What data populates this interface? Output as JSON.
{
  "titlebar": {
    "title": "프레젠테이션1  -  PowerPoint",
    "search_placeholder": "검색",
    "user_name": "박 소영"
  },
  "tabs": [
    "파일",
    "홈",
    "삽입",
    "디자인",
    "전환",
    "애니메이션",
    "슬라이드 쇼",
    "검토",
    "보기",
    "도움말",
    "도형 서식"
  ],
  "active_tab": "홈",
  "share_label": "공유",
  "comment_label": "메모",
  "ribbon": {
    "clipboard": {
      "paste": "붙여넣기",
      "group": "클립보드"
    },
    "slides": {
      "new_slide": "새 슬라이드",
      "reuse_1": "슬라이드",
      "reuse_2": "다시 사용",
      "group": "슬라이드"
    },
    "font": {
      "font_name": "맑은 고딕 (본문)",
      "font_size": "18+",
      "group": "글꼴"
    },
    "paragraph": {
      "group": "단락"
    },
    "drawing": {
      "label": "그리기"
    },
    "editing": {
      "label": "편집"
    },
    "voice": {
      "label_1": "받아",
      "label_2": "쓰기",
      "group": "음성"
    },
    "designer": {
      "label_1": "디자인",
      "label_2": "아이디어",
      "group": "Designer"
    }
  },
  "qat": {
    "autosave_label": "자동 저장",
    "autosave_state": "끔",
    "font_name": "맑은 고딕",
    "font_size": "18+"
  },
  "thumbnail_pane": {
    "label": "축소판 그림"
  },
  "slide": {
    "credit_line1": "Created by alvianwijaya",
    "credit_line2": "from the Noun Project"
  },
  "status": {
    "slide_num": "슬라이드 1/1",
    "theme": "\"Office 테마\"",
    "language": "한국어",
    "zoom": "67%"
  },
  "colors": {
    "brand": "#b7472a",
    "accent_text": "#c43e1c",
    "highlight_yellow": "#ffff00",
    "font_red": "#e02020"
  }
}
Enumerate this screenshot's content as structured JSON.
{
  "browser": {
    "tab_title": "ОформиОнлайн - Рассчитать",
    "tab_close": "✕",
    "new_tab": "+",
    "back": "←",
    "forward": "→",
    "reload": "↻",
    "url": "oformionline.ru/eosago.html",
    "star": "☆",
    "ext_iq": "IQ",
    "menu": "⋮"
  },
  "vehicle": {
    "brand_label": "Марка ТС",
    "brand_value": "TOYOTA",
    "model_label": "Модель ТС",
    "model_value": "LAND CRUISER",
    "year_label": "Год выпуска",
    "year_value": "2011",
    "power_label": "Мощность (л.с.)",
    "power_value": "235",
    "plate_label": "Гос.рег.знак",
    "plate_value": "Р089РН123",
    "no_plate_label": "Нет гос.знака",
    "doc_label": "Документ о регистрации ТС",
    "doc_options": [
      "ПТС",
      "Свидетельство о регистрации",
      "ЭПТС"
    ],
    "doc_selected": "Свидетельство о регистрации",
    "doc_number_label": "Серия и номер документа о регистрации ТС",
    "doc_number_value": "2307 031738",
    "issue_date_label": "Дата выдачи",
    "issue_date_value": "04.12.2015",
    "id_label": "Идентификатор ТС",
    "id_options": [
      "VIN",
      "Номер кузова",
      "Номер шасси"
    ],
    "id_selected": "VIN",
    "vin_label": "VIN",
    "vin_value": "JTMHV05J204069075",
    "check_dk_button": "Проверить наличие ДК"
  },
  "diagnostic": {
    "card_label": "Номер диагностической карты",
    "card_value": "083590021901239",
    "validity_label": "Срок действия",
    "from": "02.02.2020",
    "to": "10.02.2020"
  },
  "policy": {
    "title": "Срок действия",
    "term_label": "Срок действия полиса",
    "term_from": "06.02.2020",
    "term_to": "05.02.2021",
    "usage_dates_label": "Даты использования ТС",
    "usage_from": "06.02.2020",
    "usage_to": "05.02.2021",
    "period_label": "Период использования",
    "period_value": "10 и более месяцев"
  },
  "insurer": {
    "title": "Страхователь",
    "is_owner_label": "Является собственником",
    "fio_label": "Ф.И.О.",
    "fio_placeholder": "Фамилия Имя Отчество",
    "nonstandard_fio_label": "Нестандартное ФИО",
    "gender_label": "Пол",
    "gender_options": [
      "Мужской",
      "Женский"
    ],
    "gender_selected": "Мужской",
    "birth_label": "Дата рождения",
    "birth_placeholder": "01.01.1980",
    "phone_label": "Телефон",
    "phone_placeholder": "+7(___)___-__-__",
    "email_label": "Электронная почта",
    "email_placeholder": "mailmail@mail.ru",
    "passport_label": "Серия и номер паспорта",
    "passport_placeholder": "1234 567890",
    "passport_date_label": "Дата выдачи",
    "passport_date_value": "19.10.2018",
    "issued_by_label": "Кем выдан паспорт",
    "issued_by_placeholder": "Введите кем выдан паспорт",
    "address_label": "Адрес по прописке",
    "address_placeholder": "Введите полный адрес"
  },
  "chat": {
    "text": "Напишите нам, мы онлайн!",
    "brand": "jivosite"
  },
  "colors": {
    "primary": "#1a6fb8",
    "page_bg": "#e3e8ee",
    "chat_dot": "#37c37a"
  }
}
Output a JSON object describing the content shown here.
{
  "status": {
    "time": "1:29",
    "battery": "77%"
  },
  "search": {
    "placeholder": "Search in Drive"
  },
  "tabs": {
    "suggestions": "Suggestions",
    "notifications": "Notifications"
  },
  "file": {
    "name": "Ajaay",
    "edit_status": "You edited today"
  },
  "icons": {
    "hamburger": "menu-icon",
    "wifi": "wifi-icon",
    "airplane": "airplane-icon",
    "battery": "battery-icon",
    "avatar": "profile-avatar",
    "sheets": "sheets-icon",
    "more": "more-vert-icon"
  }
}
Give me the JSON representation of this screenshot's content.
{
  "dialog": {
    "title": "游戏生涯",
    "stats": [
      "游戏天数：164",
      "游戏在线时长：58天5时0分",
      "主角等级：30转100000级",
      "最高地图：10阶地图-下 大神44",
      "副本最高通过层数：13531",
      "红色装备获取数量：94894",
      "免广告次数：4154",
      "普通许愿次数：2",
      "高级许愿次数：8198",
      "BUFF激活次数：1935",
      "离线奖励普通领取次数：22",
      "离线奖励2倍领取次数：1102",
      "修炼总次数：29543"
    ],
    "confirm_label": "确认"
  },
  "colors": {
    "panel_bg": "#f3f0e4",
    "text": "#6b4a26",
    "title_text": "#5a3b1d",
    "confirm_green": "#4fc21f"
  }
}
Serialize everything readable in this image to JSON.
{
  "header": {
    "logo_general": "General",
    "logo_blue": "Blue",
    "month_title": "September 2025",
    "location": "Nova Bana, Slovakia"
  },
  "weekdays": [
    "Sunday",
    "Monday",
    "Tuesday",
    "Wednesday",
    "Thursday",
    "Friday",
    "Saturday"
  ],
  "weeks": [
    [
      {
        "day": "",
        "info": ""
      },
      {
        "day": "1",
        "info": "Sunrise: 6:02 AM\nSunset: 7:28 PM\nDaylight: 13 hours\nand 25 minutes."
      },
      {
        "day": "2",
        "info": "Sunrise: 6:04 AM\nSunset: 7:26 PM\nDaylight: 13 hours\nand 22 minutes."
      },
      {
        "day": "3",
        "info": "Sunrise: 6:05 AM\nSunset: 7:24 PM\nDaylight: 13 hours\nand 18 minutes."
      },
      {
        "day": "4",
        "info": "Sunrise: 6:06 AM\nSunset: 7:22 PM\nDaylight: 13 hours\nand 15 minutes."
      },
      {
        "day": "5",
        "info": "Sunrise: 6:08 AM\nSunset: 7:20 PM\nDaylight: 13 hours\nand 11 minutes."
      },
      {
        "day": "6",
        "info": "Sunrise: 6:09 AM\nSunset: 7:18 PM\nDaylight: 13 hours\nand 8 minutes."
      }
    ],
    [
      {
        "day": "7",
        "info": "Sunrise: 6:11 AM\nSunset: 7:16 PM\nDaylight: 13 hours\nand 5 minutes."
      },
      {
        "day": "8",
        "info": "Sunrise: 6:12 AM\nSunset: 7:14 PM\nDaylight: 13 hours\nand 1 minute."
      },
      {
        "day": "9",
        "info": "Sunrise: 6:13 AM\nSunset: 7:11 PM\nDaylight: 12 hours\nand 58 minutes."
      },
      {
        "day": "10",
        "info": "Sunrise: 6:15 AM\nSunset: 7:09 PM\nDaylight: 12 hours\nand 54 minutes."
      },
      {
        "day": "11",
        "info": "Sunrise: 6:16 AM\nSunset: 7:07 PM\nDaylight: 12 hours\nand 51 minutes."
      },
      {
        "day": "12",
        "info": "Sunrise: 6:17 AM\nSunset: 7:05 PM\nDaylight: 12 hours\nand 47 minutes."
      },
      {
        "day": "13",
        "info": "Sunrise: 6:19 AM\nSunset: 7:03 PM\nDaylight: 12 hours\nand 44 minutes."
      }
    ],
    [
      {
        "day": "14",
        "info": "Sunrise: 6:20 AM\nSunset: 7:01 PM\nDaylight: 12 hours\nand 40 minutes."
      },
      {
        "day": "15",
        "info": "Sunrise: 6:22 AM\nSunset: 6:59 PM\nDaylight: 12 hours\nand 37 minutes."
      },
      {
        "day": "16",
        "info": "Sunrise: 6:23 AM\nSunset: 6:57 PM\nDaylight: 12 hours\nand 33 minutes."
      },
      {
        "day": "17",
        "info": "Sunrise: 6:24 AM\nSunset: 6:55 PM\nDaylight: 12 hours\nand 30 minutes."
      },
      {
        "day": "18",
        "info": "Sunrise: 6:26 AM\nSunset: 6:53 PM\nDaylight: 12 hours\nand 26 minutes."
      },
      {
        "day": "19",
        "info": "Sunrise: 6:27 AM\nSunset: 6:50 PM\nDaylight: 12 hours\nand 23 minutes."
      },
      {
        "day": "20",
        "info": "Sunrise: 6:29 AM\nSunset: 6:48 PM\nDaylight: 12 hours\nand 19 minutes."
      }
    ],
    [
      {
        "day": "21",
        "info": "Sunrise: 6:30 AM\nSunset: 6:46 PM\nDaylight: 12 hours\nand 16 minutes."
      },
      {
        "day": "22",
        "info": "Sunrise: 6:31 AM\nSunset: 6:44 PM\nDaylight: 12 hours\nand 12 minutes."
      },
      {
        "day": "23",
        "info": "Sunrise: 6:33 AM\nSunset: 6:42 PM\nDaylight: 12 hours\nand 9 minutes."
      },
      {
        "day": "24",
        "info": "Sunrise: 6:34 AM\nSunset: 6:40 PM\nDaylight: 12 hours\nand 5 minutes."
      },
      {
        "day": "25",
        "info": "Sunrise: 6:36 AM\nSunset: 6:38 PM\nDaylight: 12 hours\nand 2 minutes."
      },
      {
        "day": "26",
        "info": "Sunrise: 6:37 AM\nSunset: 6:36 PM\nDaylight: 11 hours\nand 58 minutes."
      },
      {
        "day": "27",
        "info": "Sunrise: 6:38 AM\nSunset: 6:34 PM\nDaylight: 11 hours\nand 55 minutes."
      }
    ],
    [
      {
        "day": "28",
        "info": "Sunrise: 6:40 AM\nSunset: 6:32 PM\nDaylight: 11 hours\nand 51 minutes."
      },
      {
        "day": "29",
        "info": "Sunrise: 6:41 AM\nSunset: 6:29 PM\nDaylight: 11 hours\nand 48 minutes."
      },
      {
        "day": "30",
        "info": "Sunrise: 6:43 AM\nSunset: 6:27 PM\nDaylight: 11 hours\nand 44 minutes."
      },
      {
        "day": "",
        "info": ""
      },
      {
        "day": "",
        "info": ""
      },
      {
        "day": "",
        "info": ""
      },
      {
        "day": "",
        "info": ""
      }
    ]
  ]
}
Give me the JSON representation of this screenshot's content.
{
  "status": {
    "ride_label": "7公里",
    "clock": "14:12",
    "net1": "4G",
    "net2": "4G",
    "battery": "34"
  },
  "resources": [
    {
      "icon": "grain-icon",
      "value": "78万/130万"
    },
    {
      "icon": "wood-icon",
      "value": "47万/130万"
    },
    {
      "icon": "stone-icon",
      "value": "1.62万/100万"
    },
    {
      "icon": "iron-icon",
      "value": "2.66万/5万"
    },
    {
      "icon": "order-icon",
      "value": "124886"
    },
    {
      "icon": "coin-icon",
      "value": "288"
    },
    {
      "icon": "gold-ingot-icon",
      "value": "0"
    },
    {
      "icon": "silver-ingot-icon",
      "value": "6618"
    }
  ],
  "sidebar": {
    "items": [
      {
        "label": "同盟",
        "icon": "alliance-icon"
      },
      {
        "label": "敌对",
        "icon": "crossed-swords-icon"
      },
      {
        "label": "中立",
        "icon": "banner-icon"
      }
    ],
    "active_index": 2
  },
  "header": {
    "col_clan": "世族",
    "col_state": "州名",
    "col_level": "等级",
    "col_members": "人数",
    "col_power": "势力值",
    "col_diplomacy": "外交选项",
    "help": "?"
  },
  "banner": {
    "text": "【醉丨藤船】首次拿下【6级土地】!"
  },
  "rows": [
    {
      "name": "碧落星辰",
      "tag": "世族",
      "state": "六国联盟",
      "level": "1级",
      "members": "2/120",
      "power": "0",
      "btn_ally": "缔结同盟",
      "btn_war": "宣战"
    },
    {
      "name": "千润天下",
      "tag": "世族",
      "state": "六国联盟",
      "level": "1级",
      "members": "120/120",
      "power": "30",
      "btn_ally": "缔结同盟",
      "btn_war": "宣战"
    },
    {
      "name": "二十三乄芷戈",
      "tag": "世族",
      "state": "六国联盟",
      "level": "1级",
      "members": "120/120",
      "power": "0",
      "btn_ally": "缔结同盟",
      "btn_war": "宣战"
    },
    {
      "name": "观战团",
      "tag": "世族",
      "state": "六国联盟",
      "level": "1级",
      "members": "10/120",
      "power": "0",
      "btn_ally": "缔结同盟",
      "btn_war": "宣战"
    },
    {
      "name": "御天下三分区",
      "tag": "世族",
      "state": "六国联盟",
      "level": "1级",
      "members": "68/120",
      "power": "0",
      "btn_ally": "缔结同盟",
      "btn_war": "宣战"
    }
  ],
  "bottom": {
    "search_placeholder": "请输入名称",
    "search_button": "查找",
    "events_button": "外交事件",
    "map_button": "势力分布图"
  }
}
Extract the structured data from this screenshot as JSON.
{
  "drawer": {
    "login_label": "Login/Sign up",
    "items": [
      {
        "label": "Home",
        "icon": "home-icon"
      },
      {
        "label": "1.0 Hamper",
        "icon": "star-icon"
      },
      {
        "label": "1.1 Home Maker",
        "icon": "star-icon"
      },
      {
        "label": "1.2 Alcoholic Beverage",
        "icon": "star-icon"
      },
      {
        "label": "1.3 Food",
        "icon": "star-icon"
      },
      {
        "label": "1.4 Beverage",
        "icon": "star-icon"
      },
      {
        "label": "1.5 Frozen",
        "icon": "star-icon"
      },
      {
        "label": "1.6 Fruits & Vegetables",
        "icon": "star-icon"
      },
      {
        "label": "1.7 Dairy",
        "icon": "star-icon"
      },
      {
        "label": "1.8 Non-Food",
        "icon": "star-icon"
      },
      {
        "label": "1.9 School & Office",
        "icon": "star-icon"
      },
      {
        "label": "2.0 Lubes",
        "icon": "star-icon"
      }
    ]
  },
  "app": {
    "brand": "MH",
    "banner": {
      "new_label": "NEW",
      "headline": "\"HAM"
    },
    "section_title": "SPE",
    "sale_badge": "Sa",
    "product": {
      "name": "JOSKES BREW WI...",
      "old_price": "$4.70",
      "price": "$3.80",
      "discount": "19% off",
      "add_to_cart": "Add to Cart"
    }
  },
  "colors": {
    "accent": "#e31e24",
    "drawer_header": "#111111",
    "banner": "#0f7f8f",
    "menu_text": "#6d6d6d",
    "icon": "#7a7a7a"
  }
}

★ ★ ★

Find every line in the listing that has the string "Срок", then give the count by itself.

3